Was there a moment in the book that particularly moved you?

Did not move me - but it did my insides. I am a scientist myself and have performed dissections of dead mammals and birds, but I felt queasy at times myself.

The Emperor of All Maladies audiobook cover art
  • The Emperor of All Maladies

  • A Biography of Cancer
  • By: Siddhartha Mukherjee
  • Narrated by: Stephen Hoye
  • Length: 20 hrs and 45 mins
  • Unabridged
  • Overall
    4.5 out of 5 stars 3,678
  • Performance
    4.5 out of 5 stars 2,679
  • Story
    4.5 out of 5 stars 2,678

Written by cancer physician, researcher, and award-winning science writer Siddhartha Mukherjee, The Emperor of All Maladies is a stunning combination of medical history, cutting-edge science, and narrative journalism that transforms our understanding of cancer and much of the world around us. Mukherjee examines cancer with a cellular biologist's precision, a novelist's richness of detail, a historian's range, and a biographer's passion.

  • 5 out of 5 stars
  • Spectacular!

  • By Paul on 11-25-10

Tons of information, but a bit tedious in places

Overall
3 out of 5 stars
Performance
3 out of 5 stars
Story
3 out of 5 stars

Reviewed: 10-24-11

Would you recommend this book to a friend? Why or why not?

Probably - likely to my doctor friends.

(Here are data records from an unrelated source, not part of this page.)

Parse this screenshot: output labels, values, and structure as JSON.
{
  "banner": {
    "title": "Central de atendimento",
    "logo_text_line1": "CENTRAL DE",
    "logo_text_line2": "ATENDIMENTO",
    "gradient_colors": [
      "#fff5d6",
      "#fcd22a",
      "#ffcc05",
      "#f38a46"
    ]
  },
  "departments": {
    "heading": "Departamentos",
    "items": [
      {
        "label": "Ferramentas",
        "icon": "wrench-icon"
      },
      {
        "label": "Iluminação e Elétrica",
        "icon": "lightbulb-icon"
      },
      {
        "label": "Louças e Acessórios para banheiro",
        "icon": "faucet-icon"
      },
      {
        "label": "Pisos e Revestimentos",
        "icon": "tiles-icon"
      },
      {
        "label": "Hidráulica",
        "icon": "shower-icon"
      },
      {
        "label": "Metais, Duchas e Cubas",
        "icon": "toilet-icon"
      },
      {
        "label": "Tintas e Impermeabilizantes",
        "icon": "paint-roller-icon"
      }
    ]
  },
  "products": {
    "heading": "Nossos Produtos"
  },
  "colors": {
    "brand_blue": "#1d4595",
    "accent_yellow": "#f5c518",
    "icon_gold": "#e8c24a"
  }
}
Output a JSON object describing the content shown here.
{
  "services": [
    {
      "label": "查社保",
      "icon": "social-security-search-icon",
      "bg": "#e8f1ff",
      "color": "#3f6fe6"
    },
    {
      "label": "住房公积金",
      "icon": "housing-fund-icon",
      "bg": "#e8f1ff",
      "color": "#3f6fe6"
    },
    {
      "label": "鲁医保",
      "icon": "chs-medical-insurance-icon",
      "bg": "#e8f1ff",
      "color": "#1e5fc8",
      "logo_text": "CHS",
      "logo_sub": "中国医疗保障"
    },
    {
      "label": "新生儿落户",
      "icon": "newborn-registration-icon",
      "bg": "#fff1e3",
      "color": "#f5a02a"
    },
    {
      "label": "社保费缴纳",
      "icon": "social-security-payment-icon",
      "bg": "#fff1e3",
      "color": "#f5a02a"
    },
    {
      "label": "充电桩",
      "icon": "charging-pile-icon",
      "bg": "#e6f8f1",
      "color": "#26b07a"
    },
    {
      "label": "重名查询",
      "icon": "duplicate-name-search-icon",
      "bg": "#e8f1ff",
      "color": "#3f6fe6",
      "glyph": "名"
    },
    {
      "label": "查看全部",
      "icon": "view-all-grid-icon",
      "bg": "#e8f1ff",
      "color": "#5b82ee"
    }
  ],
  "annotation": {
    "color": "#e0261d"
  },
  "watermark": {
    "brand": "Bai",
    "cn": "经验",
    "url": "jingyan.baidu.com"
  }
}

I went with the impression (based on interviews I heard and reviews I read) that there would be a lot of the 'natural history' of cancer - how cancers are and how they differ and how they do what they do. But I came away with just a history of cancer, and specifically about how cancer therapy came to be. A bit disappointed by it. I felt I did not learn much about cancer in the end.

Would you be willing to try another book from Siddhartha Mukherjee? Why or why not?

Depends - will need some careful consideration

Did Stephen Hoye do a good job differentiating all the characters? How?

Yes.

Was The Emperor of All Maladies worth the listening time?

About half of it.

0 of 1 people found this review helpful